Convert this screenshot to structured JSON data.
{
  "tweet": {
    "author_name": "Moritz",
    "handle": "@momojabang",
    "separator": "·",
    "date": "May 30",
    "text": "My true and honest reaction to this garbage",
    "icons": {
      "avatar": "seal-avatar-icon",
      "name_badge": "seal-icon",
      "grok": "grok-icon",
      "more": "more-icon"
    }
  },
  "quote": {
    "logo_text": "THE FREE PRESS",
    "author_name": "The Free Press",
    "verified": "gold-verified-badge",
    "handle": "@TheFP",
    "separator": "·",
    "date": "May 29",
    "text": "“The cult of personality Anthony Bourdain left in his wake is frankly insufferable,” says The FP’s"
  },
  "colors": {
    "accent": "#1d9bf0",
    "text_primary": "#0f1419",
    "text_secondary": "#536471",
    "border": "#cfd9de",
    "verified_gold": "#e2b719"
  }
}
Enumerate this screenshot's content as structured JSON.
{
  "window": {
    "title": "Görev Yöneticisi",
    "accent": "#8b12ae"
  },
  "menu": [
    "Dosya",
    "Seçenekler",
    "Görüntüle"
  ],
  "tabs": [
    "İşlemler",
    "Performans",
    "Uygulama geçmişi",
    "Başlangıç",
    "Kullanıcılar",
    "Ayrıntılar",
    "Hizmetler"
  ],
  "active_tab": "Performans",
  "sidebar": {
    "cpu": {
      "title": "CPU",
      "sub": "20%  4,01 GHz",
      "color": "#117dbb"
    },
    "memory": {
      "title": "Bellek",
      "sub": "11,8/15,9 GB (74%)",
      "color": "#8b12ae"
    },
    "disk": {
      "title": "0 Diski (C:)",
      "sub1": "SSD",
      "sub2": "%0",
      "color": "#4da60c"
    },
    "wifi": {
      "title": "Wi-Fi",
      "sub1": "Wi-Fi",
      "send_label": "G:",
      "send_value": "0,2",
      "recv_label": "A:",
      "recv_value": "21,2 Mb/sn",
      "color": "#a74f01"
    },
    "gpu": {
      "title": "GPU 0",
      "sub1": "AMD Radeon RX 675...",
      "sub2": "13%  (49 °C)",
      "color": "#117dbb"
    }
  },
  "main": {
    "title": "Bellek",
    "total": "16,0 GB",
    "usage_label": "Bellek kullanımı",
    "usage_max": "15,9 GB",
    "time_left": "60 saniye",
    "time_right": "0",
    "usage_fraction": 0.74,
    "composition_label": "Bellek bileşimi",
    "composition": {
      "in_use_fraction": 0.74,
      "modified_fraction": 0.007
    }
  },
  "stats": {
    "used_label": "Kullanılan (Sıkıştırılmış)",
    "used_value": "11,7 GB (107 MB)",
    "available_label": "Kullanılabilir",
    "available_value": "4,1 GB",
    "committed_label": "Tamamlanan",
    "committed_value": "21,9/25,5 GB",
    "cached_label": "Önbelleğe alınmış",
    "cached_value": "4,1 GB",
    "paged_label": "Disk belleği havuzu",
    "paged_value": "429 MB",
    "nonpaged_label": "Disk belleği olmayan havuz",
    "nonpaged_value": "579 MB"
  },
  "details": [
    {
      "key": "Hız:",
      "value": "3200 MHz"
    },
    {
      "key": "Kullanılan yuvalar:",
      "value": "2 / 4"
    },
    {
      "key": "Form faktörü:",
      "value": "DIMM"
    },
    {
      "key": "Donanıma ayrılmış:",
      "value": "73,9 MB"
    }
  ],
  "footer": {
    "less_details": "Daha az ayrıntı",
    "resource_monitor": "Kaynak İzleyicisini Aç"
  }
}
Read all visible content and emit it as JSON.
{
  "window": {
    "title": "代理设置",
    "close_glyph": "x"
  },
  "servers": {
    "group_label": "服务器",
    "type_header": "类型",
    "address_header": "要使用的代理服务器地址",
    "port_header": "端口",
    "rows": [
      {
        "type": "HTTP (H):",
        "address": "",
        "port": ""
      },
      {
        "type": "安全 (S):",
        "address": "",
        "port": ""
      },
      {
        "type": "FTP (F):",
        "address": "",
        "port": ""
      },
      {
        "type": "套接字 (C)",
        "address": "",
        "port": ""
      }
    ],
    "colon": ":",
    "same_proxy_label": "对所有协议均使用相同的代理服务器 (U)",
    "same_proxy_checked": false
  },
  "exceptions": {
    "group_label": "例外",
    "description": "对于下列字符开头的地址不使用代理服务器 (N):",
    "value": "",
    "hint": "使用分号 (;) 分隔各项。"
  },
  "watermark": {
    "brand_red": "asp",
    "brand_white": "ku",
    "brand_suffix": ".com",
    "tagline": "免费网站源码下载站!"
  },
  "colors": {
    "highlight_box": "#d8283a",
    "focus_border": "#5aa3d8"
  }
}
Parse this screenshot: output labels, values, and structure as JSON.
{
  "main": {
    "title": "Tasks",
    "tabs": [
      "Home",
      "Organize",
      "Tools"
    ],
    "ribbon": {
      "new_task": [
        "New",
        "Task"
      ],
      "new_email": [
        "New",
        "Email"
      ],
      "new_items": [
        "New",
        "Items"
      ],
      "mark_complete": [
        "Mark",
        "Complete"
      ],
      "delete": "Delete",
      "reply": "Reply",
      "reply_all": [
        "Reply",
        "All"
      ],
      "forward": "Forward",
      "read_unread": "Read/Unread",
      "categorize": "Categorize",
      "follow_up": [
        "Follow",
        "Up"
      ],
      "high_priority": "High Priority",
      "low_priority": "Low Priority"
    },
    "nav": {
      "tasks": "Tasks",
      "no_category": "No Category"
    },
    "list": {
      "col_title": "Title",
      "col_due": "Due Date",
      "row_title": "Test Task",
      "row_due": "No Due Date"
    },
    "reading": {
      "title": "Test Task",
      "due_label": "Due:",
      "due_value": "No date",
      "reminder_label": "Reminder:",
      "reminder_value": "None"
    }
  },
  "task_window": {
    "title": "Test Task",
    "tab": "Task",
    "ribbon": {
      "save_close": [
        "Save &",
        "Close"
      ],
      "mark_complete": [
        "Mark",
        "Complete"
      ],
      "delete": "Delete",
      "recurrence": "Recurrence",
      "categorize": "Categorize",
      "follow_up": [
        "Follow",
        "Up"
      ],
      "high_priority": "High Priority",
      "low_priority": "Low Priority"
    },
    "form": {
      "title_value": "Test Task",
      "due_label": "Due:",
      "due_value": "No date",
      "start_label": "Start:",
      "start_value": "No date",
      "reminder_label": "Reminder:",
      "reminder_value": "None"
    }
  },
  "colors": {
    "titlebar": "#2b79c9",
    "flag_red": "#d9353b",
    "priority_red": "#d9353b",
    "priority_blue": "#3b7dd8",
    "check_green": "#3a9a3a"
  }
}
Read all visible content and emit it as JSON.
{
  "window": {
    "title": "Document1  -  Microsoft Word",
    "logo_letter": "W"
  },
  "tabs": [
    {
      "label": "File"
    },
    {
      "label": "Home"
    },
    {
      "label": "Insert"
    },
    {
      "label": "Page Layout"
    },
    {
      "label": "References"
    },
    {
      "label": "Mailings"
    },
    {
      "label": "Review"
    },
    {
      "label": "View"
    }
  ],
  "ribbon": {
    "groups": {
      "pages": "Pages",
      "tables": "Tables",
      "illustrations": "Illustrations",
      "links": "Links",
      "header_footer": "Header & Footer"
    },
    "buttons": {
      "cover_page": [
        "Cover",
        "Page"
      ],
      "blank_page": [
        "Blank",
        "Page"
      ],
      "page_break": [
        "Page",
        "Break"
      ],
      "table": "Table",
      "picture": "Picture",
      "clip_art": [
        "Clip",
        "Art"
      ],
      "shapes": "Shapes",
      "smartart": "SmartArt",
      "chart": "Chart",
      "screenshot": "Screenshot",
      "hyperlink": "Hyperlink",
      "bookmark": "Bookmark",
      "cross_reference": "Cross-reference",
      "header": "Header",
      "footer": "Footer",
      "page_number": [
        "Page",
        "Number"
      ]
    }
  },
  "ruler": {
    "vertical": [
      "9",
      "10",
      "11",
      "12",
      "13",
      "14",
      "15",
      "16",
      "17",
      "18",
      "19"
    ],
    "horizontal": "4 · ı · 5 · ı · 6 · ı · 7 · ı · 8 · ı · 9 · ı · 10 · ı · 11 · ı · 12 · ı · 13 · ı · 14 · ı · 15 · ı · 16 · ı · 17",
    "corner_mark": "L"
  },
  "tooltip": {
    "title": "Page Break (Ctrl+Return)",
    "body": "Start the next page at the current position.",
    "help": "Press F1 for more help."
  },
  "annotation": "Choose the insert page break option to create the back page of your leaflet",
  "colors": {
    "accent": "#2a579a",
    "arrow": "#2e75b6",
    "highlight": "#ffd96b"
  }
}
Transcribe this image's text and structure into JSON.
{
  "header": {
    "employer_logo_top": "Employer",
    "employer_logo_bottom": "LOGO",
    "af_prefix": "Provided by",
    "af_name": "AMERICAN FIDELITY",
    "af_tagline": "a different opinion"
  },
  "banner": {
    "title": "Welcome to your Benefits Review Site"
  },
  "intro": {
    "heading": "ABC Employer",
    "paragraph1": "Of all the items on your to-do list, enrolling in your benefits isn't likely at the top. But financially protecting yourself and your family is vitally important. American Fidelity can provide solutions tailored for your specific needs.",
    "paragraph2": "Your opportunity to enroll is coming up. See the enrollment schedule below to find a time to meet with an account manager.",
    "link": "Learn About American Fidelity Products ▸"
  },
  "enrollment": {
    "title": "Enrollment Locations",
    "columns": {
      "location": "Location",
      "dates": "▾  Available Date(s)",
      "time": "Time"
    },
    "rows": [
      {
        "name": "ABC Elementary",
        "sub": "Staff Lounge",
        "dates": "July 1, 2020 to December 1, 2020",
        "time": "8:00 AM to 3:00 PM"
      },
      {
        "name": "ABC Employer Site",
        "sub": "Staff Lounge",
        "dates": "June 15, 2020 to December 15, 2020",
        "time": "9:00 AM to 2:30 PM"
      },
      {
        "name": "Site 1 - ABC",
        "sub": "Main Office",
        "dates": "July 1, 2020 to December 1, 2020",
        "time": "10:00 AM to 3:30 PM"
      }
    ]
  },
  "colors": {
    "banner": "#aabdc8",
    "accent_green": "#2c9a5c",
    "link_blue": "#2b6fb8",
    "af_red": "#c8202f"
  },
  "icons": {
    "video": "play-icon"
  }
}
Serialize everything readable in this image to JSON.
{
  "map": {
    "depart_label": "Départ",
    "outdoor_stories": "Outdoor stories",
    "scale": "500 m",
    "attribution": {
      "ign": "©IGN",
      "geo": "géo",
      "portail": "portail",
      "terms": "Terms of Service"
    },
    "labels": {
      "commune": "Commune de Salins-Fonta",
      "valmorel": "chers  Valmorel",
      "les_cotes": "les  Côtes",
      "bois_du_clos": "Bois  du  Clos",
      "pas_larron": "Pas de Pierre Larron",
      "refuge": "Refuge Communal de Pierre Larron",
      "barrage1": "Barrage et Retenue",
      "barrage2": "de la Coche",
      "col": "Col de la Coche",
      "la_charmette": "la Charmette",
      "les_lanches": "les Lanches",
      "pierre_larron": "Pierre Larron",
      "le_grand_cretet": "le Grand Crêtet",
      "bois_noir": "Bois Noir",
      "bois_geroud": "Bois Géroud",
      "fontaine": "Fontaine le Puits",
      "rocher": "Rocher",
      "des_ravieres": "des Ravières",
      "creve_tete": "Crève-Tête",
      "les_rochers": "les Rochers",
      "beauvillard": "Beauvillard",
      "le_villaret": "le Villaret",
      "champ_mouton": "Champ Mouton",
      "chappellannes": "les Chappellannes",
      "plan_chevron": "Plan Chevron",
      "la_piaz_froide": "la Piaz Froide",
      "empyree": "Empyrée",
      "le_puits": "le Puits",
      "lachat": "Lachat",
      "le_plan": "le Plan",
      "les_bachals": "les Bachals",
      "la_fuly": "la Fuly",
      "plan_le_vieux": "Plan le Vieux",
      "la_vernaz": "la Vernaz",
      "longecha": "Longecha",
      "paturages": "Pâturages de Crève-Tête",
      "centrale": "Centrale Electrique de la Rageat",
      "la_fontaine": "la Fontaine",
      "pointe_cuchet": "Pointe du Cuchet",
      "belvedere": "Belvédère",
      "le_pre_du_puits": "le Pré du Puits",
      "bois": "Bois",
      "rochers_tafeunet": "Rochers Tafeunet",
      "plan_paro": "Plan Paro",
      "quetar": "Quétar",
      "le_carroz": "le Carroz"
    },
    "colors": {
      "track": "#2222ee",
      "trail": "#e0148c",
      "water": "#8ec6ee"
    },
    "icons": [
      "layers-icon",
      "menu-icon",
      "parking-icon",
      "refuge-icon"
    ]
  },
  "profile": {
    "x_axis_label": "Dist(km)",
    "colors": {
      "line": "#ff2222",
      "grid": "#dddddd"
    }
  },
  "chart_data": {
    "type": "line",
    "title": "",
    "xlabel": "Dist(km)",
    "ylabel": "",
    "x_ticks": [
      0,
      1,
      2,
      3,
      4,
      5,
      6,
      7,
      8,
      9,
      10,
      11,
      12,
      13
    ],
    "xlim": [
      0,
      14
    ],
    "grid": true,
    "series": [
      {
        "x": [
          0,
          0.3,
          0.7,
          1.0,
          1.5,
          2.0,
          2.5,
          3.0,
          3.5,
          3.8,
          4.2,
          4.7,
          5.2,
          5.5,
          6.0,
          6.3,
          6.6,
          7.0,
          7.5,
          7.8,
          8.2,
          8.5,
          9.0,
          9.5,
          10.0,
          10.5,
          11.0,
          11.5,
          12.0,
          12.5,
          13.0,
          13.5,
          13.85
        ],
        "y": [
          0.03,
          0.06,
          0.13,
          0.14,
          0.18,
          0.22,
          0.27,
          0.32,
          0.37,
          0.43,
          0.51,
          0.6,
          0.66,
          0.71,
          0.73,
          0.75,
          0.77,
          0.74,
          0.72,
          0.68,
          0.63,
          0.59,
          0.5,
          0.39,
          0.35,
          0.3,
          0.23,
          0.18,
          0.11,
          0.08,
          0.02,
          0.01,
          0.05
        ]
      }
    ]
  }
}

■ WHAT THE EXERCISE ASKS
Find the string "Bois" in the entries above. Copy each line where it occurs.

■ ANSWER TO THE PROBLEM
      "bois_du_clos": "Bois  du  Clos",
      "bois_noir": "Bois Noir",
      "bois_geroud": "Bois Géroud",
      "bois": "Bois",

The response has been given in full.